“We have a different relationship [in Austin] than we have in other places,” Hinsley says. “We participate in the Austin Independent School District in service training, which is specific to the school district. My team is on-site in the schools in Austin about 150 hours per week.” ACG provides extensive team teaching, teacher training, classroom observation, and course direction depending on what the classroom requires—with 51 programs in place in the Austin area, some of the newest teachers to require a “more intensive investment.”

The reaction to the program has been overwhelmingly positive, Hinsley says. As Greg Goodman, fine arts director of the Austin Independent School District, noted in a letter to ACG, “The number one benefit of the classical-guitar education program has been the opportunity to address cultural diversity through a rigorous art form. We have seen increased student, family, and community engagement with the particular program. Austin Classical Guitar has done an incredible job of increasing quality and access to a new art form that has allowed a diverse option for our students.”

Today, ACG estimates that 450 schools in the United States alone are using, and the momentum continues to grow fortissimo.

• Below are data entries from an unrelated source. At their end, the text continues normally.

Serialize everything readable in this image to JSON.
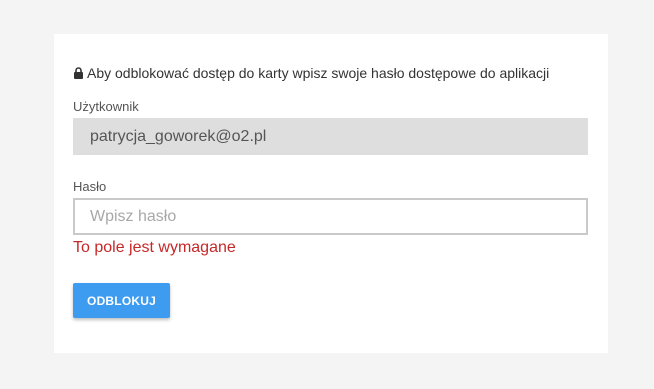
{
  "notice": {
    "icon": "lock-icon",
    "text": "Aby odblokować dostęp do karty wpisz swoje hasło dostępowe do aplikacji"
  },
  "user_field": {
    "label": "Użytkownik",
    "value": "patrycja_goworek@o2.pl"
  },
  "password_field": {
    "label": "Hasło",
    "value": "",
    "placeholder": "Wpisz hasło",
    "error": "To pole jest wymagane"
  },
  "unlock_button": {
    "label": "ODBLOKUJ"
  },
  "colors": {
    "page_background": "#f4f4f4",
    "card_background": "#ffffff",
    "readonly_field": "#dedede",
    "error": "#c62828",
    "button": "#3d9bf0"
  }
}
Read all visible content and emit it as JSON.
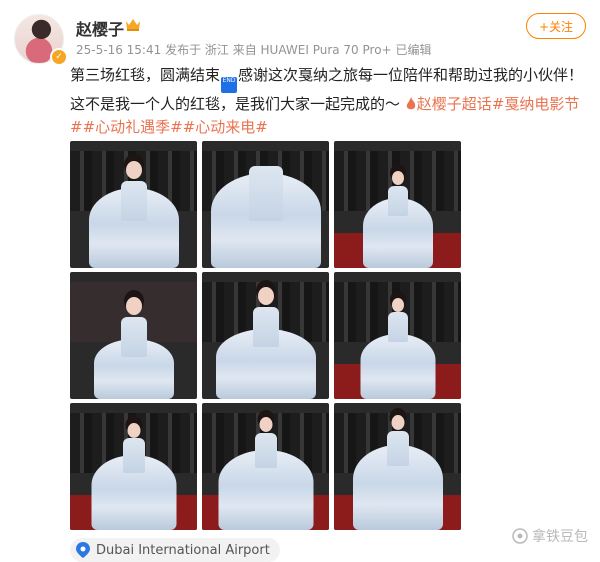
{
  "user": {
    "name": "赵樱子",
    "crown_icon": "crown-icon"
  },
  "meta": {
    "time": "25-5-16 15:41",
    "from": "发布于 浙江",
    "device": "来自 HUAWEI Pura 70 Pro+",
    "edited": "已编辑"
  },
  "follow": {
    "label": "+关注"
  },
  "post": {
    "line_a": "第三场红毯，圆满结束",
    "emoji_text": "END",
    "line_b": "感谢这次戛纳之旅每一位陪伴和帮助过我的小伙伴！这不是我一个人的红毯，是我们大家一起完成的～",
    "tags": [
      "赵樱子超话",
      "#戛纳电影节#",
      "#心动礼遇季#",
      "#心动来电#"
    ]
  },
  "photos": [
    {
      "name": "red-carpet-photo-1"
    },
    {
      "name": "red-carpet-photo-2"
    },
    {
      "name": "red-carpet-photo-3"
    },
    {
      "name": "red-carpet-photo-4"
    },
    {
      "name": "red-carpet-photo-5"
    },
    {
      "name": "red-carpet-photo-6"
    },
    {
      "name": "red-carpet-photo-7"
    },
    {
      "name": "red-carpet-photo-8"
    },
    {
      "name": "red-carpet-photo-9"
    }
  ],
  "location": {
    "label": "Dubai International Airport"
  },
  "watermark": {
    "label": "拿铁豆包"
  },
  "colors": {
    "accent": "#ff8200",
    "tag": "#eb7350",
    "location_icon": "#2b78e4"
  }
}
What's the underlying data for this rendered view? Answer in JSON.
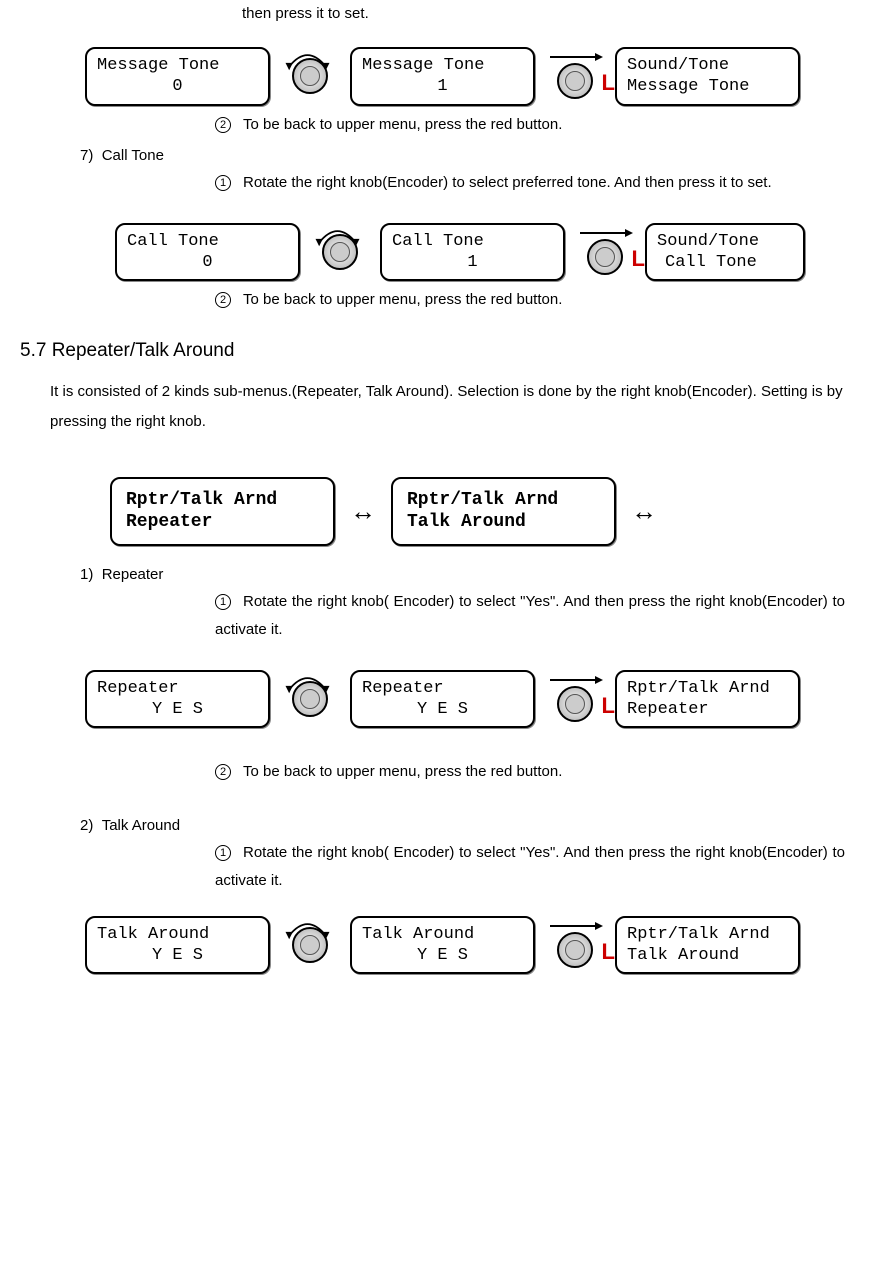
{
  "top_fragment": "then press it to set.",
  "message_tone_row": {
    "box1": {
      "line1": "Message Tone",
      "line2": "0"
    },
    "box2": {
      "line1": "Message Tone",
      "line2": "1"
    },
    "box3": {
      "line1": "Sound/Tone",
      "line2": "Message Tone"
    }
  },
  "step_back_upper": "To be back to upper menu, press the red button.",
  "item7": {
    "num": "7)",
    "title": "Call Tone",
    "step1": "Rotate the right knob(Encoder) to select preferred tone. And then press it to set."
  },
  "call_tone_row": {
    "box1": {
      "line1": "Call Tone",
      "line2": "0"
    },
    "box2": {
      "line1": "Call Tone",
      "line2": "1"
    },
    "box3": {
      "line1": "Sound/Tone",
      "line2": "Call Tone"
    }
  },
  "section57": {
    "heading": "5.7 Repeater/Talk Around",
    "body": "It is consisted of 2 kinds sub-menus.(Repeater, Talk Around). Selection is done by the right knob(Encoder). Setting is by pressing the right knob."
  },
  "rptr_row": {
    "box1": {
      "line1": "Rptr/Talk Arnd",
      "line2": "Repeater"
    },
    "box2": {
      "line1": "Rptr/Talk Arnd",
      "line2": "Talk Around"
    }
  },
  "item1": {
    "num": "1)",
    "title": "Repeater",
    "step1": "Rotate the right knob( Encoder) to select \"Yes\". And then press the right knob(Encoder) to activate it."
  },
  "repeater_row": {
    "box1": {
      "line1": "Repeater",
      "line2": "Y E S"
    },
    "box2": {
      "line1": "Repeater",
      "line2": "Y E S"
    },
    "box3": {
      "line1": "Rptr/Talk Arnd",
      "line2": "Repeater"
    }
  },
  "item2": {
    "num": "2)",
    "title": "Talk Around",
    "step1": "Rotate the right knob( Encoder) to select \"Yes\". And then press the right knob(Encoder) to activate it."
  },
  "talk_around_row": {
    "box1": {
      "line1": "Talk Around",
      "line2": "Y E S"
    },
    "box2": {
      "line1": "Talk Around",
      "line2": "Y E S"
    },
    "box3": {
      "line1": "Rptr/Talk Arnd",
      "line2": "Talk Around"
    }
  },
  "circled": {
    "one": "1",
    "two": "2"
  }
}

“I think that there’s a leadership component to the work that we’ve been fortunate enough to do here,” Hinsley says. “We take that leadership seriously and we certainly want to advance the conversation about what quality guitar education is in the country and, to the extent that we can manage to continue to do that, we certainly will.”